# TASK DESCRIPTION
Skip every image and restate the data word for word.

-*-*-

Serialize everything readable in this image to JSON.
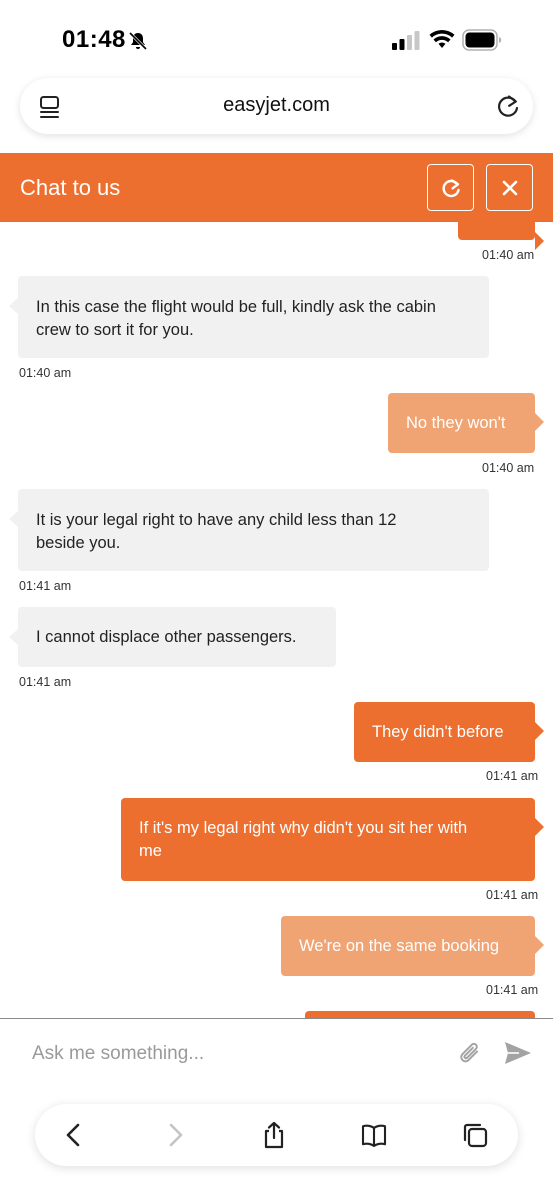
{
  "status_bar": {
    "time": "01:48"
  },
  "browser": {
    "url": "easyjet.com"
  },
  "chat": {
    "title": "Chat to us",
    "messages": [
      {
        "sender": "bot",
        "lines": [
          "In this case the flight would be full, kindly ask the cabin",
          "crew to sort it for you."
        ],
        "time": "01:40 am"
      },
      {
        "sender": "user",
        "lines": [
          "No they won't"
        ],
        "time": "01:40 am"
      },
      {
        "sender": "bot",
        "lines": [
          "It is your legal right to have any child less than 12",
          "beside you."
        ],
        "time": "01:41 am"
      },
      {
        "sender": "bot",
        "lines": [
          "I cannot displace other passengers."
        ],
        "time": "01:41 am"
      },
      {
        "sender": "user",
        "lines": [
          "They didn't before"
        ],
        "time": "01:41 am"
      },
      {
        "sender": "user",
        "lines": [
          "If it's my legal right why didn't you sit her with",
          "me"
        ],
        "time": "01:41 am"
      },
      {
        "sender": "user",
        "lines": [
          "We're on the same booking"
        ],
        "time": "01:41 am"
      }
    ],
    "partial_top_time": "01:40 am",
    "input_placeholder": "Ask me something..."
  },
  "colors": {
    "brand_orange": "#ec6f2f",
    "light_orange": "#f0a373",
    "bot_bubble": "#f1f1f1"
  },
  "icons": [
    "bell-off-icon",
    "signal-icon",
    "wifi-icon",
    "battery-icon",
    "tabs-icon",
    "reload-icon",
    "refresh-icon",
    "close-icon",
    "attach-icon",
    "send-icon",
    "back-icon",
    "forward-icon",
    "share-icon",
    "bookmarks-icon",
    "tabs-overview-icon"
  ]
}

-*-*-

# RESPONSE BOX
Serialize everything readable in this image to JSON.
{
  "status_bar": {
    "time": "01:48"
  },
  "browser": {
    "url": "easyjet.com"
  },
  "chat": {
    "title": "Chat to us",
    "messages": [
      {
        "sender": "bot",
        "lines": [
          "In this case the flight would be full, kindly ask the cabin",
          "crew to sort it for you."
        ],
        "time": "01:40 am"
      },
      {
        "sender": "user",
        "lines": [
          "No they won't"
        ],
        "time": "01:40 am"
      },
      {
        "sender": "bot",
        "lines": [
          "It is your legal right to have any child less than 12",
          "beside you."
        ],
        "time": "01:41 am"
      },
      {
        "sender": "bot",
        "lines": [
          "I cannot displace other passengers."
        ],
        "time": "01:41 am"
      },
      {
        "sender": "user",
        "lines": [
          "They didn't before"
        ],
        "time": "01:41 am"
      },
      {
        "sender": "user",
        "lines": [
          "If it's my legal right why didn't you sit her with",
          "me"
        ],
        "time": "01:41 am"
      },
      {
        "sender": "user",
        "lines": [
          "We're on the same booking"
        ],
        "time": "01:41 am"
      }
    ],
    "partial_top_time": "01:40 am",
    "input_placeholder": "Ask me something..."
  },
  "colors": {
    "brand_orange": "#ec6f2f",
    "light_orange": "#f0a373",
    "bot_bubble": "#f1f1f1"
  },
  "icons": [
    "bell-off-icon",
    "signal-icon",
    "wifi-icon",
    "battery-icon",
    "tabs-icon",
    "reload-icon",
    "refresh-icon",
    "close-icon",
    "attach-icon",
    "send-icon",
    "back-icon",
    "forward-icon",
    "share-icon",
    "bookmarks-icon",
    "tabs-overview-icon"
  ]
}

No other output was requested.